◆ Exercise objective
Entries follow. Return each line that contains the word "title".
[[ Data for this exercise, beginning ]]
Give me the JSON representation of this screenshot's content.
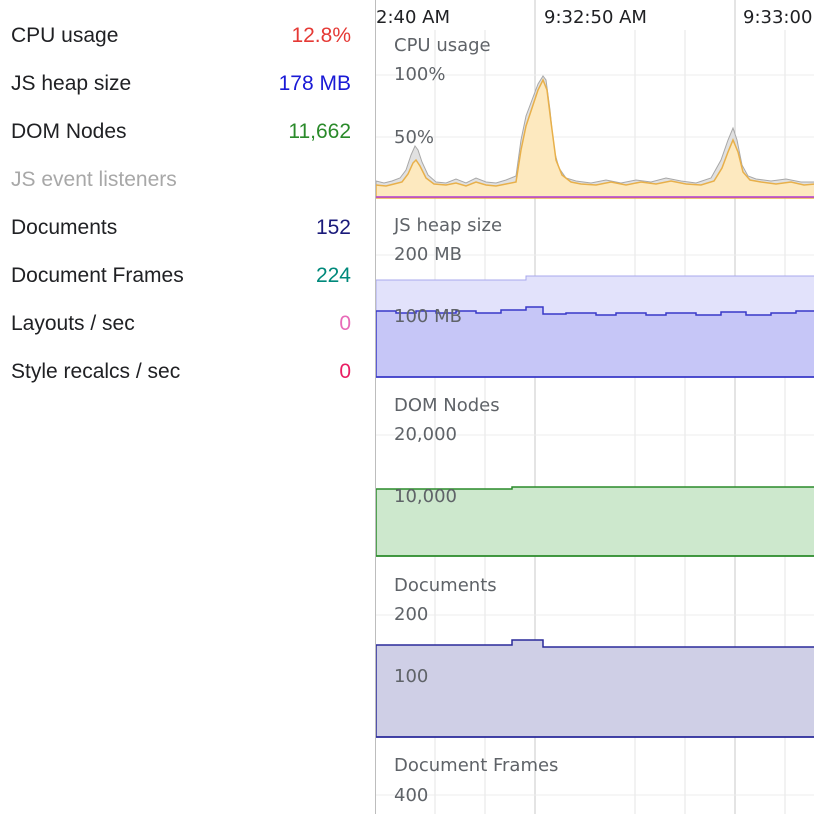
{
  "metrics": [
    {
      "label": "CPU usage",
      "value": "12.8%",
      "color": "#e53935",
      "enabled": true
    },
    {
      "label": "JS heap size",
      "value": "178 MB",
      "color": "#1a1ad6",
      "enabled": true
    },
    {
      "label": "DOM Nodes",
      "value": "11,662",
      "color": "#2a8a2a",
      "enabled": true
    },
    {
      "label": "JS event listeners",
      "value": "",
      "color": "#a8a8a8",
      "enabled": false
    },
    {
      "label": "Documents",
      "value": "152",
      "color": "#1a1a7a",
      "enabled": true
    },
    {
      "label": "Document Frames",
      "value": "224",
      "color": "#00897b",
      "enabled": true
    },
    {
      "label": "Layouts / sec",
      "value": "0",
      "color": "#e86ab8",
      "enabled": true
    },
    {
      "label": "Style recalcs / sec",
      "value": "0",
      "color": "#e91e63",
      "enabled": true
    }
  ],
  "timeline": {
    "labels": [
      "2:40 AM",
      "9:32:50 AM",
      "9:33:00"
    ]
  },
  "charts": {
    "cpu": {
      "title": "CPU usage",
      "ticks": [
        "100%",
        "50%"
      ]
    },
    "heap": {
      "title": "JS heap size",
      "ticks": [
        "200 MB",
        "100 MB"
      ]
    },
    "dom": {
      "title": "DOM Nodes",
      "ticks": [
        "20,000",
        "10,000"
      ]
    },
    "documents": {
      "title": "Documents",
      "ticks": [
        "200",
        "100"
      ]
    },
    "frames": {
      "title": "Document Frames",
      "ticks": [
        "400"
      ]
    }
  },
  "colors": {
    "cpu_fill": "#fde9bf",
    "cpu_line": "#e8b04a",
    "cpu_gray": "#d9d9d9",
    "cpu_base": "#b23bd3",
    "heap_fill_light": "#e2e2fb",
    "heap_fill": "#c6c6f7",
    "heap_line": "#3838c8",
    "dom_fill": "#cde8cd",
    "dom_line": "#2a8a2a",
    "docs_fill": "#cfcfe6",
    "docs_line": "#2a2a9a"
  }
}
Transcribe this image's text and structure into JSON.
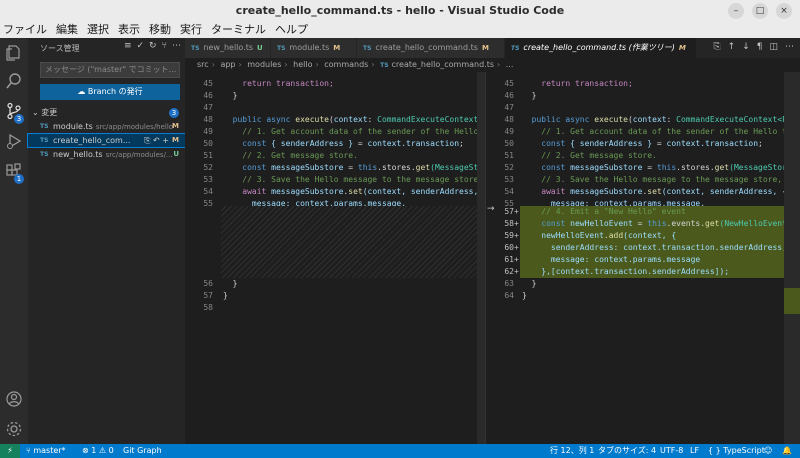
{
  "window": {
    "title": "create_hello_command.ts - hello - Visual Studio Code"
  },
  "menu": [
    "ファイル",
    "編集",
    "選択",
    "表示",
    "移動",
    "実行",
    "ターミナル",
    "ヘルプ"
  ],
  "activity": {
    "scm_badge": "3",
    "ext_badge": "1"
  },
  "sidebar": {
    "title": "ソース管理",
    "commit_placeholder": "メッセージ (\"master\" でコミット...",
    "publish_label": "Branch の発行",
    "changes_label": "変更",
    "changes_count": "3",
    "files": [
      {
        "name": "module.ts",
        "path": "src/app/modules/hello",
        "status": "M"
      },
      {
        "name": "create_hello_com...",
        "path": "",
        "status": "M"
      },
      {
        "name": "new_hello.ts",
        "path": "src/app/modules/...",
        "status": "U"
      }
    ]
  },
  "tabs": [
    {
      "icon": "TS",
      "label": "new_hello.ts",
      "status": "U"
    },
    {
      "icon": "TS",
      "label": "module.ts",
      "status": "M"
    },
    {
      "icon": "TS",
      "label": "create_hello_command.ts",
      "status": "M"
    },
    {
      "icon": "TS",
      "label": "create_hello_command.ts (作業ツリー)",
      "status": "M"
    }
  ],
  "breadcrumb": [
    "src",
    "app",
    "modules",
    "hello",
    "commands",
    "create_hello_command.ts",
    "..."
  ],
  "code": {
    "left_numbers_top": [
      "45",
      "46",
      "47",
      "48",
      "49",
      "50",
      "51",
      "52",
      "53",
      "54",
      "55"
    ],
    "left_numbers_bottom": [
      "56",
      "57",
      "58"
    ],
    "right_numbers": [
      "45",
      "46",
      "47",
      "48",
      "49",
      "50",
      "51",
      "52",
      "53",
      "54",
      "55",
      "57",
      "58",
      "59",
      "60",
      "61",
      "62",
      "63",
      "64"
    ],
    "l45": "    return transaction;",
    "l46": "  }",
    "l48_a": "  public async ",
    "l48_b": "execute",
    "l48_c": "(",
    "l48_d": "context",
    "l48_e": ": ",
    "l48_f": "CommandExecuteContext",
    "l48_g": "<Params",
    "l49": "    // 1. Get account data of the sender of the Hello transaction.",
    "l50_a": "    const ",
    "l50_b": "{ senderAddress }",
    "l50_c": " = ",
    "l50_d": "context.transaction",
    "l50_e": ";",
    "l51": "    // 2. Get message store.",
    "l52_a": "    const ",
    "l52_b": "messageSubstore",
    "l52_c": " = ",
    "l52_d": "this",
    "l52_e": ".stores.",
    "l52_f": "get",
    "l52_g": "(MessageStore);",
    "l53": "    // 3. Save the Hello message to the message store, using the sender",
    "l54_a": "    await ",
    "l54_b": "messageSubstore",
    "l54_c": ".",
    "l54_d": "set",
    "l54_e": "(context, senderAddress, {",
    "l55": "      message: context.params.message,",
    "l56": "    });",
    "l57": "  }",
    "l58": "}",
    "r57": "    // 4. Emit a \"New Hello\" event",
    "r58_a": "    const ",
    "r58_b": "newHelloEvent",
    "r58_c": " = ",
    "r58_d": "this",
    "r58_e": ".events.",
    "r58_f": "get",
    "r58_g": "(NewHelloEvent);",
    "r59_a": "    newHelloEvent",
    "r59_b": ".",
    "r59_c": "add",
    "r59_d": "(context, {",
    "r60": "      senderAddress: context.transaction.senderAddress,",
    "r61": "      message: context.params.message",
    "r62": "    },[context.transaction.senderAddress]);",
    "r63": "  }",
    "r64": "}",
    "arrow": "→"
  },
  "statusbar": {
    "branch": "master*",
    "errors": "⊗ 1 ⚠ 0",
    "git_graph": "Git Graph",
    "position": "行 12、列 1",
    "tab_size": "タブのサイズ: 4",
    "encoding": "UTF-8",
    "eol": "LF",
    "language": "{ } TypeScript"
  }
}
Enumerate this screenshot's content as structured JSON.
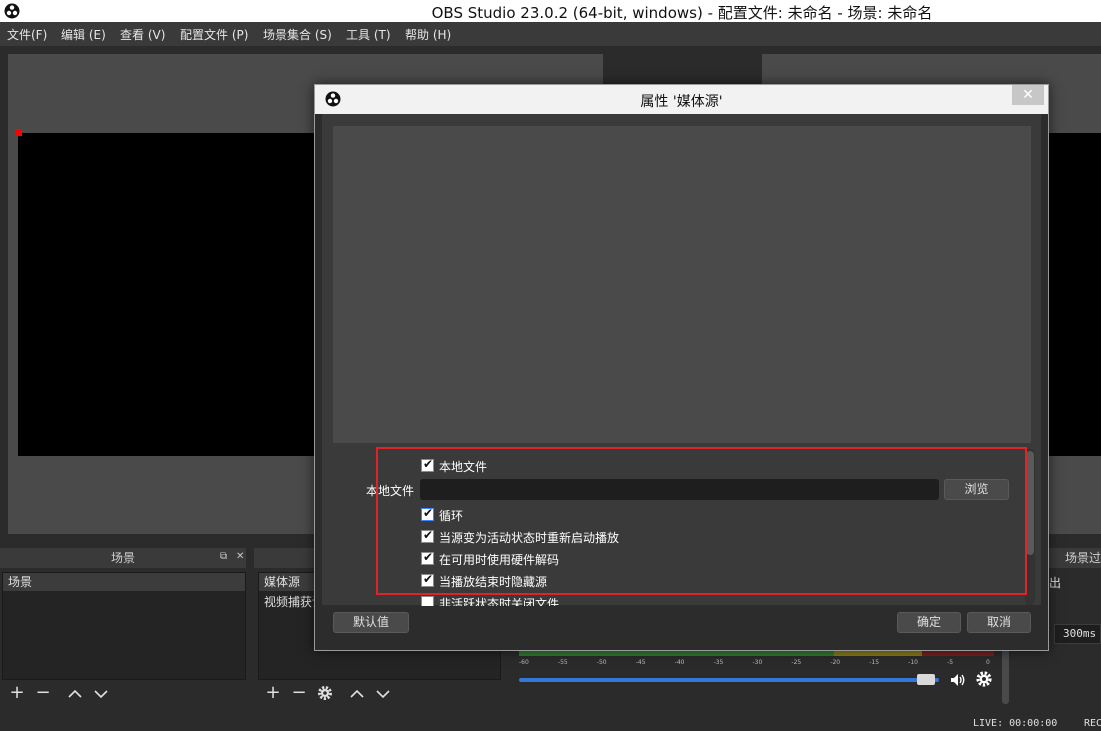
{
  "window": {
    "title": "OBS Studio 23.0.2 (64-bit, windows) - 配置文件: 未命名 - 场景: 未命名",
    "app_icon": "obs-logo-icon"
  },
  "menu": {
    "items": [
      "文件(F)",
      "编辑 (E)",
      "查看 (V)",
      "配置文件 (P)",
      "场景集合 (S)",
      "工具 (T)",
      "帮助 (H)"
    ]
  },
  "scenes_dock": {
    "title": "场景",
    "items": [
      "场景"
    ],
    "toolbar": [
      "plus-icon",
      "minus-icon",
      "chevron-up-icon",
      "chevron-down-icon"
    ]
  },
  "sources_dock": {
    "items": [
      "媒体源",
      "视频捕获设"
    ],
    "toolbar": [
      "plus-icon",
      "minus-icon",
      "gear-icon",
      "chevron-up-icon",
      "chevron-down-icon"
    ]
  },
  "mixer": {
    "ticks": [
      "-60",
      "-55",
      "-50",
      "-45",
      "-40",
      "-35",
      "-30",
      "-25",
      "-20",
      "-15",
      "-10",
      "-5",
      "0"
    ],
    "volume_fraction": 0.98,
    "colors": {
      "green": "#4caf50",
      "yellow": "#c8b420",
      "red": "#b22a2a",
      "slider": "#3477d8"
    }
  },
  "transitions_dock": {
    "title": "场景过",
    "text": "出",
    "duration": "300ms"
  },
  "status": {
    "live": "LIVE: 00:00:00",
    "rec": "REC"
  },
  "dialog": {
    "title": "属性 '媒体源'",
    "close_glyph": "✕",
    "local_file_checkbox": {
      "label": "本地文件",
      "checked": true
    },
    "file_field": {
      "label": "本地文件",
      "value": ""
    },
    "browse_label": "浏览",
    "checkboxes": [
      {
        "label": "循环",
        "checked": true
      },
      {
        "label": "当源变为活动状态时重新启动播放",
        "checked": true
      },
      {
        "label": "在可用时使用硬件解码",
        "checked": true
      },
      {
        "label": "当播放结束时隐藏源",
        "checked": true
      },
      {
        "label": "非活跃状态时关闭文件",
        "checked": false
      }
    ],
    "defaults_label": "默认值",
    "ok_label": "确定",
    "cancel_label": "取消",
    "highlight_color": "#e0222b"
  }
}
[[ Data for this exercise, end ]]
◆ Result
      "title": "CPU usage",
      "title": "JS heap size",
      "title": "DOM Nodes",
      "title": "Documents",
      "title": "Document Frames",
    "title": "create_hello_command.ts - hello - Visual Studio Code"
    "title": "ソース管理",
    "title": "OBS Studio 23.0.2 (64-bit, windows) - 配置文件: 未命名 - 场景: 未命名",
    "title": "场景",
    "title": "场景过",
    "title": "属性 '媒体源'",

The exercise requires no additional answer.